*YOUR GOAL*: Read the lines of the data below and retrieve those with "JSON".

Records contained in a dataset:
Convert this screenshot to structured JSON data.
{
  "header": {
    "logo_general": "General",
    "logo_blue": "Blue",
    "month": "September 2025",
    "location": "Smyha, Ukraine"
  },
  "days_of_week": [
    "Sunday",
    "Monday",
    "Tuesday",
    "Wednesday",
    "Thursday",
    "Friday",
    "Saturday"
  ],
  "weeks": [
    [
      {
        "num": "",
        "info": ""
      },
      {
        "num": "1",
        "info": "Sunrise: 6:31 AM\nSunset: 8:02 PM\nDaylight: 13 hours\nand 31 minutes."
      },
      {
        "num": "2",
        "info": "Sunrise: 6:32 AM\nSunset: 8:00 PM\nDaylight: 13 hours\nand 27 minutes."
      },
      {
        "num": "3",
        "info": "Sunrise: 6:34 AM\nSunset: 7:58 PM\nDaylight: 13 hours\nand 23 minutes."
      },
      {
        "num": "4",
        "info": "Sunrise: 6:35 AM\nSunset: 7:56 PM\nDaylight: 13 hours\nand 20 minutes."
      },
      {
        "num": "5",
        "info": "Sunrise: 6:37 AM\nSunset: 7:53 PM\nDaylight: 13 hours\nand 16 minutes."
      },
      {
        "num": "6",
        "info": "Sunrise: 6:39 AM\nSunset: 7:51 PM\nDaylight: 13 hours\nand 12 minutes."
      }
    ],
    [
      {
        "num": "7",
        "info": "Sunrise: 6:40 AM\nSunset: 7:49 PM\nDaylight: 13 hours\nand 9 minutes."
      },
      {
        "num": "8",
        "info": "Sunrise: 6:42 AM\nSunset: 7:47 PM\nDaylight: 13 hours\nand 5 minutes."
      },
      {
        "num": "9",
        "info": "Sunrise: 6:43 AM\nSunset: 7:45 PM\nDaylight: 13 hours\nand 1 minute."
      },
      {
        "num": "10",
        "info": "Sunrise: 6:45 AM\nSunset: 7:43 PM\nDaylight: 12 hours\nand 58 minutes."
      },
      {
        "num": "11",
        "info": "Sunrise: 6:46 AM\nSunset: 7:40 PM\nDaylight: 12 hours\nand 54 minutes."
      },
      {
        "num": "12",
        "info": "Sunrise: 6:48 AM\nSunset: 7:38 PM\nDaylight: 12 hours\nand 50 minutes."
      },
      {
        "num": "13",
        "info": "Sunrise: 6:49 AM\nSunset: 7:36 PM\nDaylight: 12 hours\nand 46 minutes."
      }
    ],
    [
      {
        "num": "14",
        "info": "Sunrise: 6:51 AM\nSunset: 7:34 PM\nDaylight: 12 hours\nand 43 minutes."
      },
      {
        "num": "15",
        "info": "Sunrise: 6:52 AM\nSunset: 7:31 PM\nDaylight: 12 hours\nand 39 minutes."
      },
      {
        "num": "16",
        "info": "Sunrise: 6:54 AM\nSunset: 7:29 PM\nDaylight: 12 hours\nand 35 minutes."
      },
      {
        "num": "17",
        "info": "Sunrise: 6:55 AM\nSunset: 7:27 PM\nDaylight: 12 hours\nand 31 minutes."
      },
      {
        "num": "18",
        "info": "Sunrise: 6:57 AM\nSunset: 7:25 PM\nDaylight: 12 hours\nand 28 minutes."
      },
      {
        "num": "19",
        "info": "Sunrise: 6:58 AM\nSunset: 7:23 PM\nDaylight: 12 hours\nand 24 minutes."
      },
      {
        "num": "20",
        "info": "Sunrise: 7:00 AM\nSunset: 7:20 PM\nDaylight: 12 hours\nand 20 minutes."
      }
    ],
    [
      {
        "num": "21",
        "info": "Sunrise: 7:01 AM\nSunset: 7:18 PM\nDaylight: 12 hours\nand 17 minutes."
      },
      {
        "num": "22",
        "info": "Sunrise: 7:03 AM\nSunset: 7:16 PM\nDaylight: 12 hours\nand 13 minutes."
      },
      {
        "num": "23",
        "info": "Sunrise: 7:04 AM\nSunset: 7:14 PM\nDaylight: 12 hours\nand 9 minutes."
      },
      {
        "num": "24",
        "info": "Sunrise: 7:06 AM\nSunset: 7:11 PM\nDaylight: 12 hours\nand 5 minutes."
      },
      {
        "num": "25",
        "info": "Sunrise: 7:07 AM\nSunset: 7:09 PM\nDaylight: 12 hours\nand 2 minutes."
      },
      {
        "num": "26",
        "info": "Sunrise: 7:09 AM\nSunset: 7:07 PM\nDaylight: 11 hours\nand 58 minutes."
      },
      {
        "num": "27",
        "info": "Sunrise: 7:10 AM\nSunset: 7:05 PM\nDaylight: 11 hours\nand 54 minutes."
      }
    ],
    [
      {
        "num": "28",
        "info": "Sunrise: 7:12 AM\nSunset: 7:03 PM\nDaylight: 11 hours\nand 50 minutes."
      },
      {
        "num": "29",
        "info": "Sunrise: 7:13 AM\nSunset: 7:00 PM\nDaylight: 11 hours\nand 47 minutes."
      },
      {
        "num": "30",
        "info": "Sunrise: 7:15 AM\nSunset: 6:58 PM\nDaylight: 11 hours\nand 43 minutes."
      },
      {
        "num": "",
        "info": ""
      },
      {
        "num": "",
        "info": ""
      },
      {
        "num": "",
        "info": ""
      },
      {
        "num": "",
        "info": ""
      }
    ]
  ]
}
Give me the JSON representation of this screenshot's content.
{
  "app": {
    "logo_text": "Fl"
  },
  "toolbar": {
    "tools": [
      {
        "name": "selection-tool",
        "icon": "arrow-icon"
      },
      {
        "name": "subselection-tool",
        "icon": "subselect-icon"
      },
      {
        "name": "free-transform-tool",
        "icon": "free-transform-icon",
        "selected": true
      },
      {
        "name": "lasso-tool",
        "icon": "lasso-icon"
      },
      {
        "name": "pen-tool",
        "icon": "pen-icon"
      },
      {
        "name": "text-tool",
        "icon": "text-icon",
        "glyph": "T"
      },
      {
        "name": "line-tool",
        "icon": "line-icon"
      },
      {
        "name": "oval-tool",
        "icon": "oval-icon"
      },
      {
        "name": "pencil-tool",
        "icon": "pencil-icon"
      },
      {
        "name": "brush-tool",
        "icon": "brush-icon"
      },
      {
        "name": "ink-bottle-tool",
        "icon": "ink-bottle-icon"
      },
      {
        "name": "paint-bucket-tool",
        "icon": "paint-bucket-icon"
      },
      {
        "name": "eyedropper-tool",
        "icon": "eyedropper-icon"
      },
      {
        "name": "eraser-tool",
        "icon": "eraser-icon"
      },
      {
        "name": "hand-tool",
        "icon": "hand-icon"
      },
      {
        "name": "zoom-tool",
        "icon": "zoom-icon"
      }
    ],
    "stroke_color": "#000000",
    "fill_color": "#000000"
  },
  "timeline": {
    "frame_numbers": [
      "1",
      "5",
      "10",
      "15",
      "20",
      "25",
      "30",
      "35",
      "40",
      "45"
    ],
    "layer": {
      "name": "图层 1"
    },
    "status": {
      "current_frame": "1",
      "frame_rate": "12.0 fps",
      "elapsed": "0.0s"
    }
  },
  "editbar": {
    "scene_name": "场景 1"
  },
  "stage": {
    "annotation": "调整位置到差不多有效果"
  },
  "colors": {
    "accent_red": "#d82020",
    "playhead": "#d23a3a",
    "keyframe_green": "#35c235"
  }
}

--

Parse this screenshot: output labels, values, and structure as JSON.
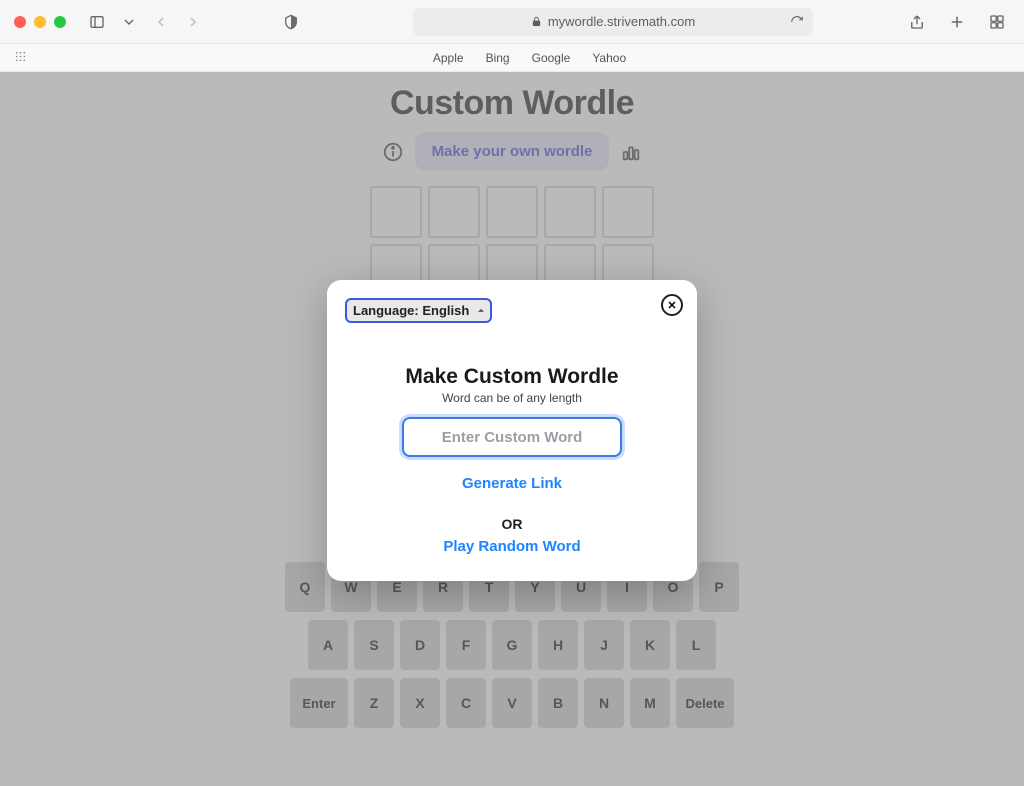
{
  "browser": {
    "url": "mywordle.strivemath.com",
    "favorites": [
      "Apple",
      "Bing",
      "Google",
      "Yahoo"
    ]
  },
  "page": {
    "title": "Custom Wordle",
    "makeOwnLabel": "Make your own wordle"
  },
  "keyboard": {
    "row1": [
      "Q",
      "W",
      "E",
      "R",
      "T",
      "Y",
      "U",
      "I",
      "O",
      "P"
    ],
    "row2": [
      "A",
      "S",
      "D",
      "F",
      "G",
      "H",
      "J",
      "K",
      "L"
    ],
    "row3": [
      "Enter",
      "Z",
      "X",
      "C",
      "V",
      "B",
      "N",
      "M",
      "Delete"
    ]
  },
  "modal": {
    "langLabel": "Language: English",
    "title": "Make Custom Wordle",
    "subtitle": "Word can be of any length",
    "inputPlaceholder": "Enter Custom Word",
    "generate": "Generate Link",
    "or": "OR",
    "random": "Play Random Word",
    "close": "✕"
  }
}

*YOUR RESPONSE*:
Convert this screenshot to structured JSON data.
Give me the JSON representation of this screenshot's content.
Parse this screenshot: output labels, values, and structure as JSON.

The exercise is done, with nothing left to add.